LocationAlhambra , CA
Alhambra’s Planning Commission approved the hotly contested development project proposed between Marguerita Avenue and Curtis Avenue at Monday’s meeting. In a twist ending, city staff found the project would need to comply with the latest California tenant protections – the major obstacle in the project’s approval.
The agenda laid out staff’s recommendation that the commission approve the project. The point of concern for most of the commission and the majority of public comment was the likely displacement of the current tenants on the property.
Alhambra’s planning staff had initially concluded that the property owners were not required by law to observe California’s Senate Bill 330, the Housing Crisis Act, because the application was completed before Jan. 1, when more stringent tenant protections came into force.

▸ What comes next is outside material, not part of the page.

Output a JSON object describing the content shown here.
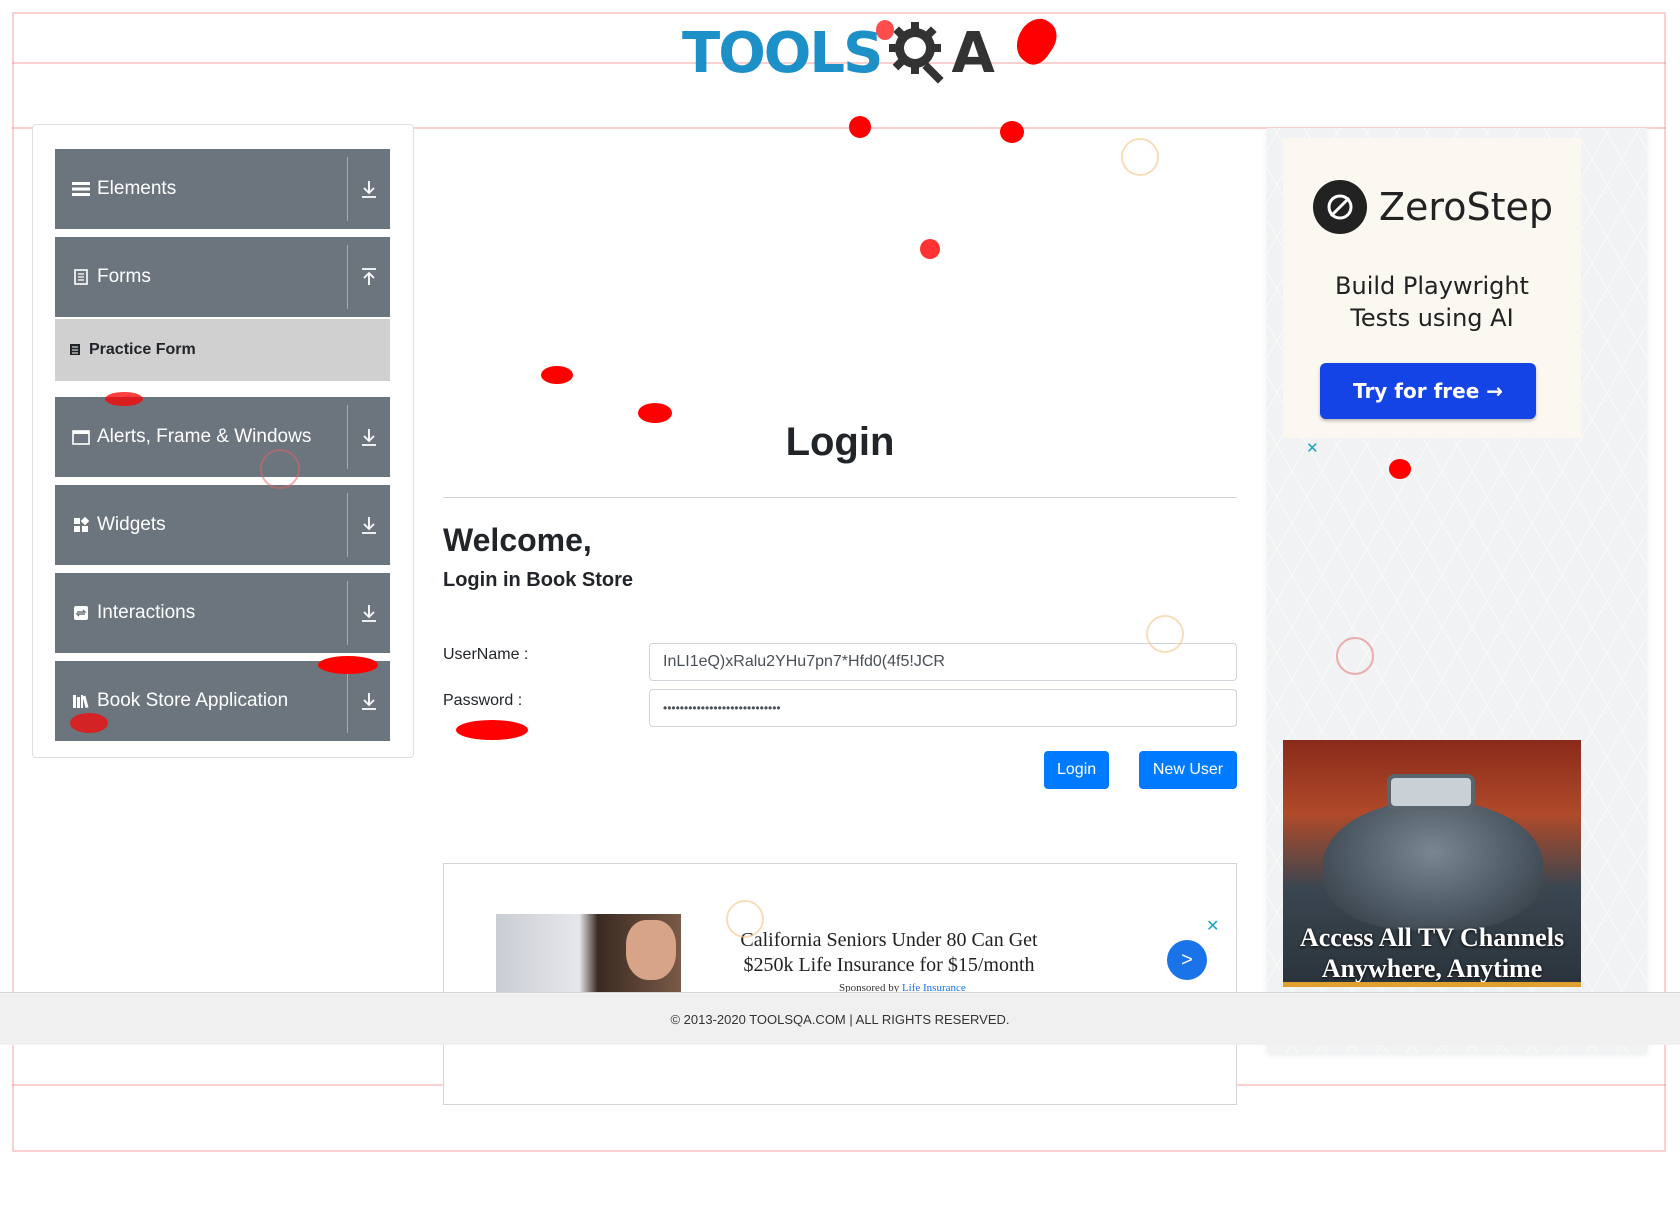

The planning staff had determined that the application was complete Sept. 22 last year because the city had failed to respond within 30 days of the Aug. 23 submission. Confusion arose from a July 16 staff report, saying the application was “deemed complete” on April 30. But Paul Lam, the city’s principal planner, said this was a poor word choice and meant the project was ready for the planning commission’s consideration.
Responding later to public comment, architect Vincent Tsoi said a possible reason for confusion was that the developers found that a payment due in November had been overlooked and paid only in February, even though materials had been submitted in November to the city.
A couple commissioners then asked the staff and city attorney if this new information – the incomplete payment – affected the timeline for completion. After a discussion between Lam and city lawyer Greg Murphy, Murphy determined the new knowledge of payment in February indeed meant the application process was not complete until February 2020.
Before SB 330 with its stronger tenant protections applied to the project, the developers said the landowners were willing to give current tenants three times their current rent payment, their deposit and moving costs.
Now Speedee USA, the name of the group on the application, must provide options to low- or very low-income tenants within a five-year period preceding the application. These include replacement of affordable units and right to refuse the unit, or relocation assistance.
The final vote approving the Marguerita/Curtis development was 6-1-1, with Ron Sahu voting no and Noya Wang, a new commission member, abstaining. President Allan Sanchez and commissioner Scott Chan recused themselves because their residences are close to the location.
At the July 16 commission meeting, city staff bundled public comment. Monday, each of those comments was read aloud as well as newly received comments. Of the 57 emailed comments and four speakers, only one public comment was in favor of the project. The bulk of comments in opposition were almost identical in the same language.
The next planning commission is scheduled for Aug. 17, when the affordable housing ordinance and The Villages development are back on the agenda.
This article has been updated on Aug. 5 to reflect the commissioners’ recusals.